[Page and application data records]
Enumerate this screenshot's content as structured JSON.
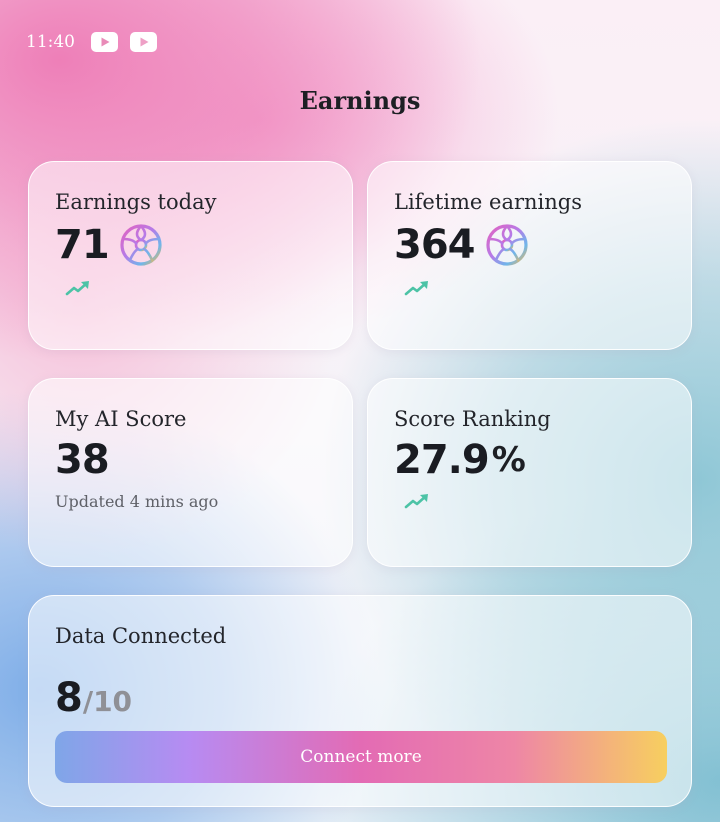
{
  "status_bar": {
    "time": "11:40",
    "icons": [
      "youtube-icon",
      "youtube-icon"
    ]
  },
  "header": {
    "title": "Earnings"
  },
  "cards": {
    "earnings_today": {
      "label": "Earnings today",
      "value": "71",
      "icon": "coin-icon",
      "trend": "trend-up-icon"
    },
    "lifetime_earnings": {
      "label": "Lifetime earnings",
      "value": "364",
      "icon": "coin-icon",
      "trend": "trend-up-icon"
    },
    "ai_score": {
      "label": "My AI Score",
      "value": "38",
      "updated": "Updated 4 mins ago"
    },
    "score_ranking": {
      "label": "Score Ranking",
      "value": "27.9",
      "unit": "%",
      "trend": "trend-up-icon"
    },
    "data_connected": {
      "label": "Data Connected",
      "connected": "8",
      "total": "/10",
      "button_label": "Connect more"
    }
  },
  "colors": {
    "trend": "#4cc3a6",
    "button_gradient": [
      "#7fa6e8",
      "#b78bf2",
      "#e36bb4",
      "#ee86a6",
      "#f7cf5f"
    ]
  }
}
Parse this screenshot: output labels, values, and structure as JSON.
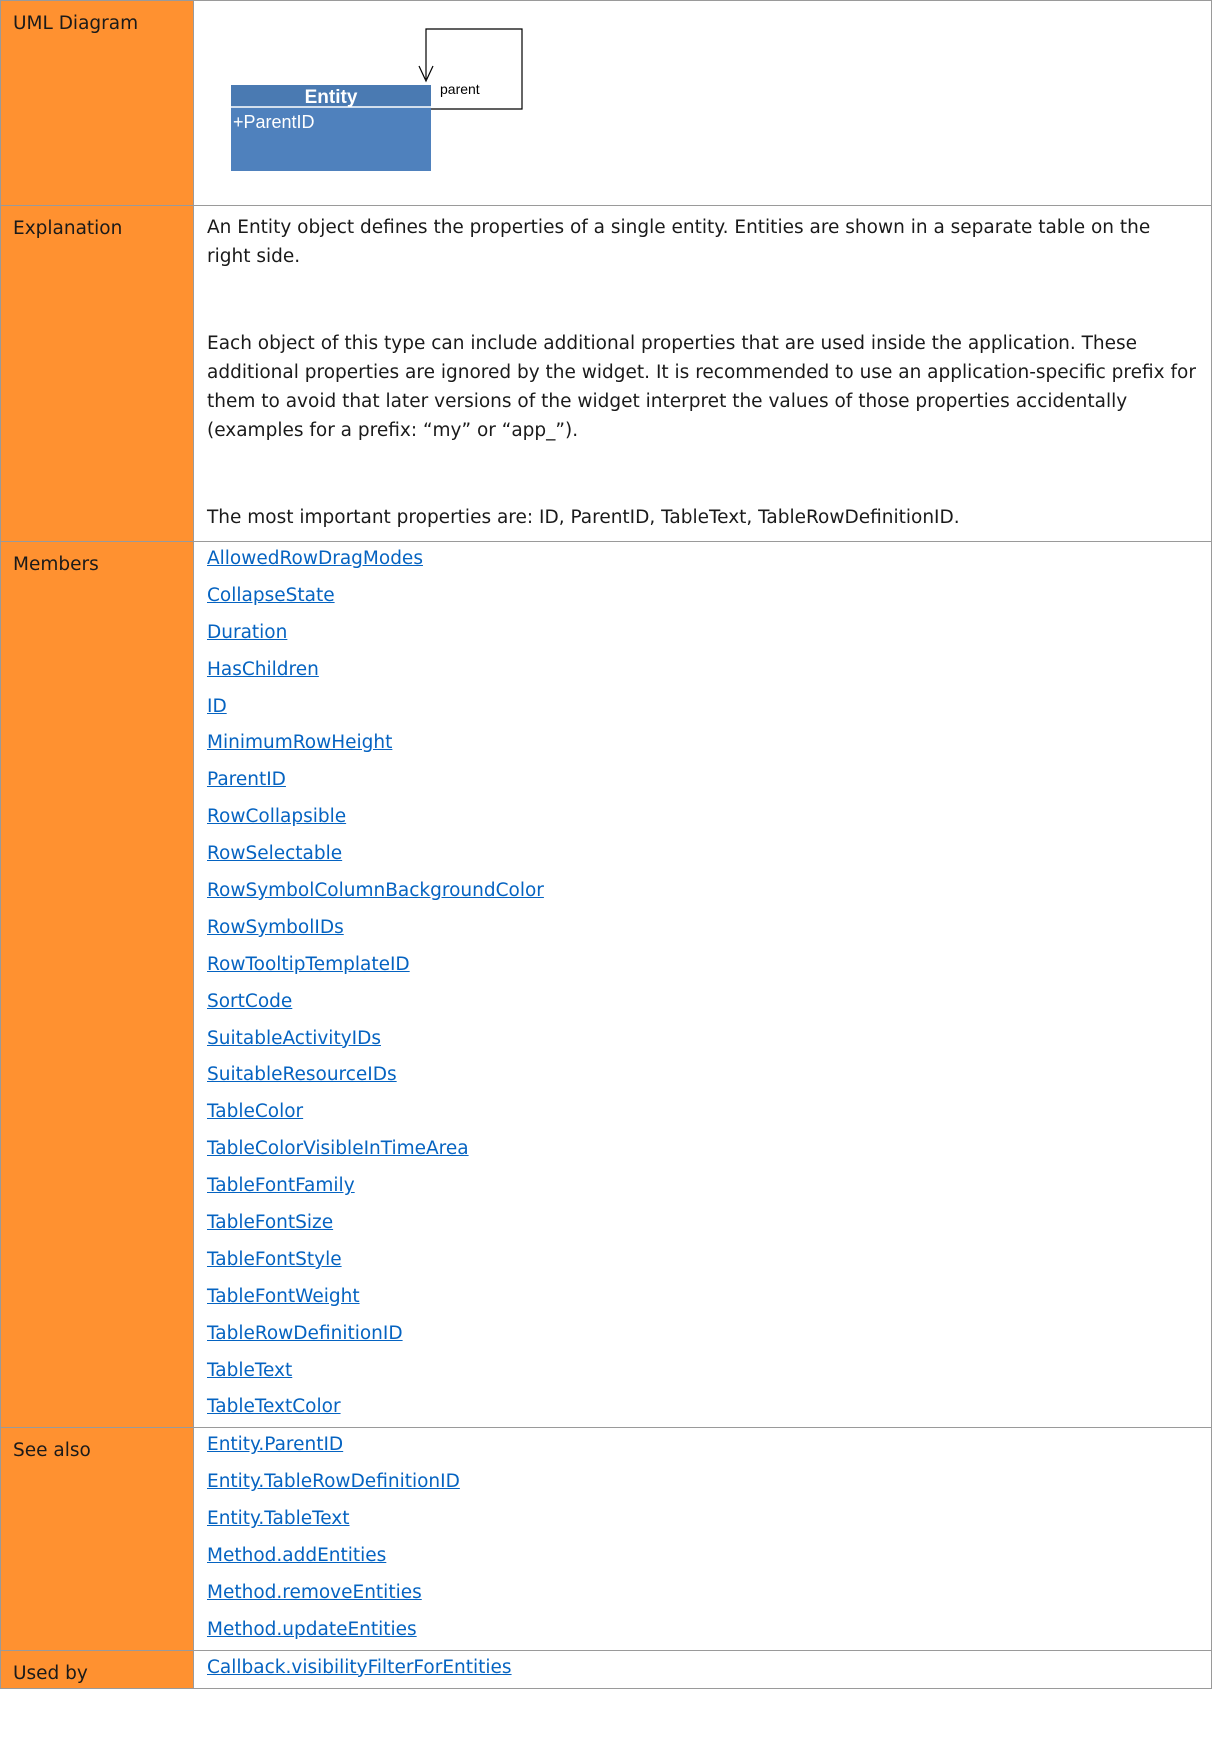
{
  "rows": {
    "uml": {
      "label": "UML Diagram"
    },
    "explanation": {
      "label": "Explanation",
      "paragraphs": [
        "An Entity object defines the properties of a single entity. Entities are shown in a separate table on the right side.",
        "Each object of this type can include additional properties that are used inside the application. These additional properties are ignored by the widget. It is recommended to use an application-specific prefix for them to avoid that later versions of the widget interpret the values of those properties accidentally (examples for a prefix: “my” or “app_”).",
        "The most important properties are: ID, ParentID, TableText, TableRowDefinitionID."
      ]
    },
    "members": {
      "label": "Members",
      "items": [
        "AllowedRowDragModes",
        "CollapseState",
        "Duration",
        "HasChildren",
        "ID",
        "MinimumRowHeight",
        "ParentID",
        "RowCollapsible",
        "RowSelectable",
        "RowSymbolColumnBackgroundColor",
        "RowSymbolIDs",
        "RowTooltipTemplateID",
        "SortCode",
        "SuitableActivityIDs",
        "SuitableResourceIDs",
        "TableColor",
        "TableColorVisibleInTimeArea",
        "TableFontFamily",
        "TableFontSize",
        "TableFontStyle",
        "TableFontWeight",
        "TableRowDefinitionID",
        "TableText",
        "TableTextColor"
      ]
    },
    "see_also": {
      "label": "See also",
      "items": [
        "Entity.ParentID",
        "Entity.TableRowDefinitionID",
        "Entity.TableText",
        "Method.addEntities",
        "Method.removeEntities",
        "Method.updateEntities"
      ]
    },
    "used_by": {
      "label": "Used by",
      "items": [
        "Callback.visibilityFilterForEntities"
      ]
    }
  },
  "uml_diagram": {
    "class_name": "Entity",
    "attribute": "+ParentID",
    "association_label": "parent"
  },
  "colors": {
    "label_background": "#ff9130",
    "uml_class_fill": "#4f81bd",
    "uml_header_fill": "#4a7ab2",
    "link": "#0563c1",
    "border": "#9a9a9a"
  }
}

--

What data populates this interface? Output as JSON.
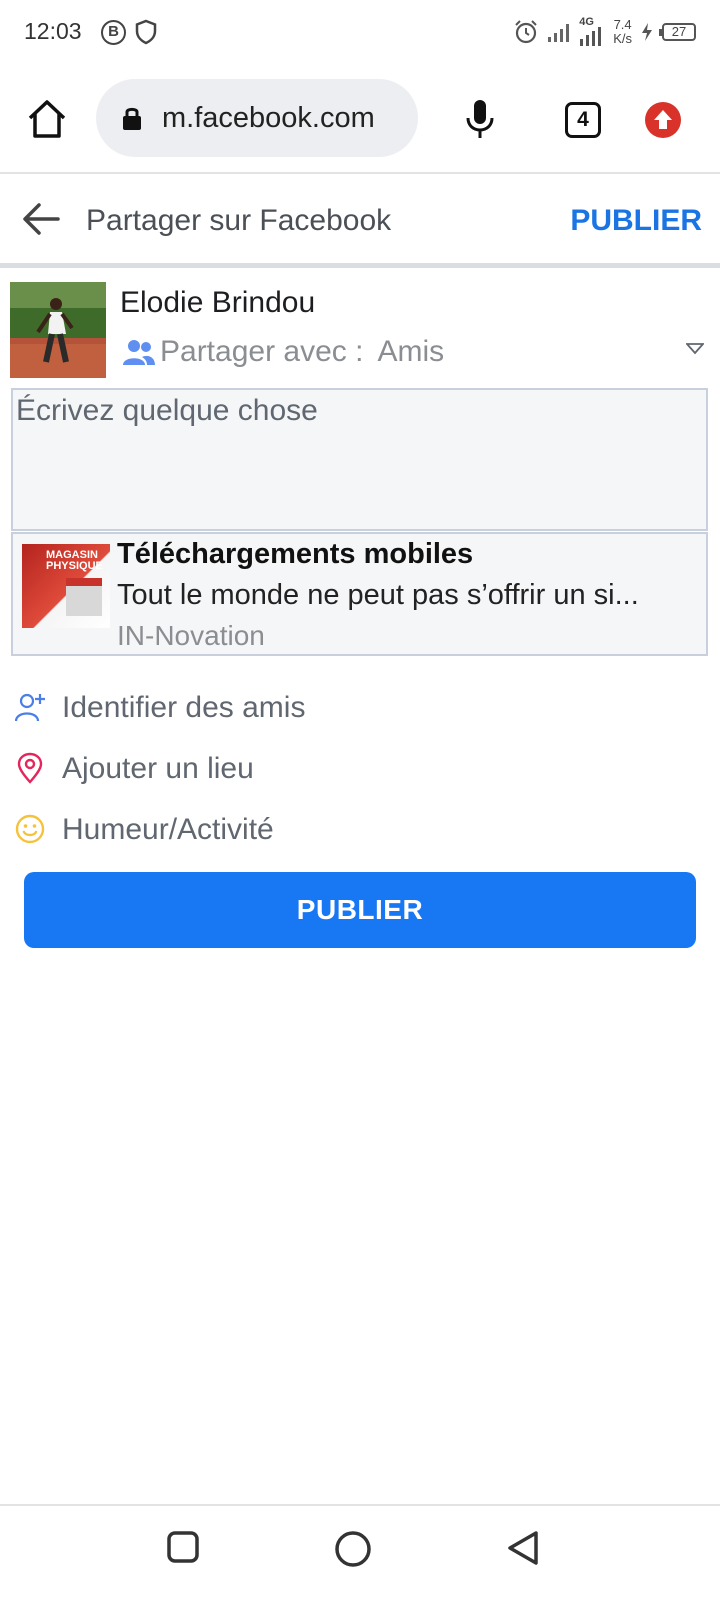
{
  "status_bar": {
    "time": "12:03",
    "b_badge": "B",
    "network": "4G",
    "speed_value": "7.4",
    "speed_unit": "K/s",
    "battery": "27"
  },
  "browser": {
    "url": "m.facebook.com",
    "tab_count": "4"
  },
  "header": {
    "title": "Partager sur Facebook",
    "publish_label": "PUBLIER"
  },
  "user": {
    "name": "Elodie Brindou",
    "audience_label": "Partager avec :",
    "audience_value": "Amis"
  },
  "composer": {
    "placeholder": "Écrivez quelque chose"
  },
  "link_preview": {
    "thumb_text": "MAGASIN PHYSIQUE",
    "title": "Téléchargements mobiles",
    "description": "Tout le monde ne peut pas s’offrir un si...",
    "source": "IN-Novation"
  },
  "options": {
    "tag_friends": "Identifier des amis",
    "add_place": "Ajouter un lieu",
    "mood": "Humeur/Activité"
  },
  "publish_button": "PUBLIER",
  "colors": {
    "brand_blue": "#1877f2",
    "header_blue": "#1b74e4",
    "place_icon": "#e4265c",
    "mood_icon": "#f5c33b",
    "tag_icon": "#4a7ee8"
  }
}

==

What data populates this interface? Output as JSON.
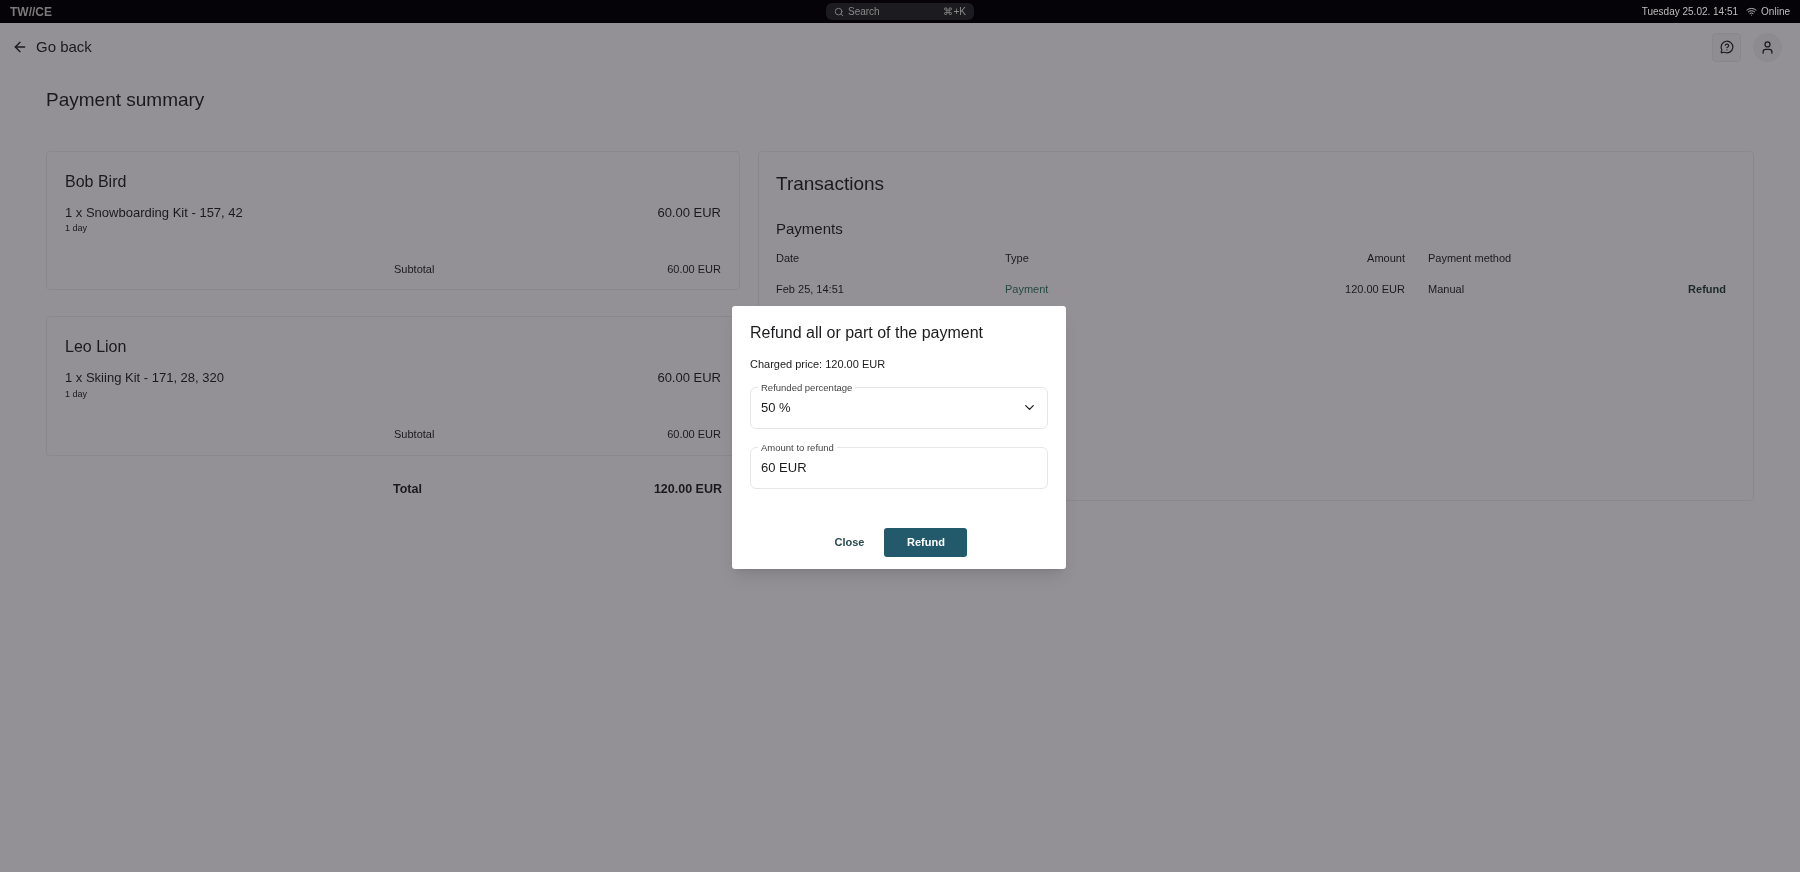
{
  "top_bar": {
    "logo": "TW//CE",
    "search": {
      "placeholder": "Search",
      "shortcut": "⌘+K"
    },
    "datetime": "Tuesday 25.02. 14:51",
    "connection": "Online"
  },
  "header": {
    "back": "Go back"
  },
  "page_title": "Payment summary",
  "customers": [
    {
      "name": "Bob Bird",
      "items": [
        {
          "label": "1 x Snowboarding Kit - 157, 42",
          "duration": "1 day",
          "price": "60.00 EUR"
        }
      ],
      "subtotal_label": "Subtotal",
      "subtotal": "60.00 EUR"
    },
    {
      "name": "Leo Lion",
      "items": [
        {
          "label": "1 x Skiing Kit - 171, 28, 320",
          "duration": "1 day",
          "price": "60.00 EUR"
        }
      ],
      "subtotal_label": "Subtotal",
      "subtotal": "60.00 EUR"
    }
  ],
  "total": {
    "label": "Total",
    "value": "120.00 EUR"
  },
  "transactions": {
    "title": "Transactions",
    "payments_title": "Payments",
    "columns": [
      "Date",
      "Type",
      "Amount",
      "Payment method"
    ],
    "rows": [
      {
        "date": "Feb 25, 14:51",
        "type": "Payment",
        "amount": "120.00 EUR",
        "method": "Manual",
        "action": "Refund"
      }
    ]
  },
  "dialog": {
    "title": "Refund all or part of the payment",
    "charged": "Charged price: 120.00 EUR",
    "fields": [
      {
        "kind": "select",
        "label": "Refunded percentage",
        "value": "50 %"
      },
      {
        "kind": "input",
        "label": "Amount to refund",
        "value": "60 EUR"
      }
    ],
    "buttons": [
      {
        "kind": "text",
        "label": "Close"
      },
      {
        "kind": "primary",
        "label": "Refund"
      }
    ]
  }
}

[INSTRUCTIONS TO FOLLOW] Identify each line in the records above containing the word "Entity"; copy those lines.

[SOLUTION FOR THIS EXERCISE]
        "An Entity object defines the properties of a single entity. Entities are shown in a separate table on the right side.",
        "Entity.ParentID",
        "Entity.TableRowDefinitionID",
        "Entity.TableText",
    "class_name": "Entity",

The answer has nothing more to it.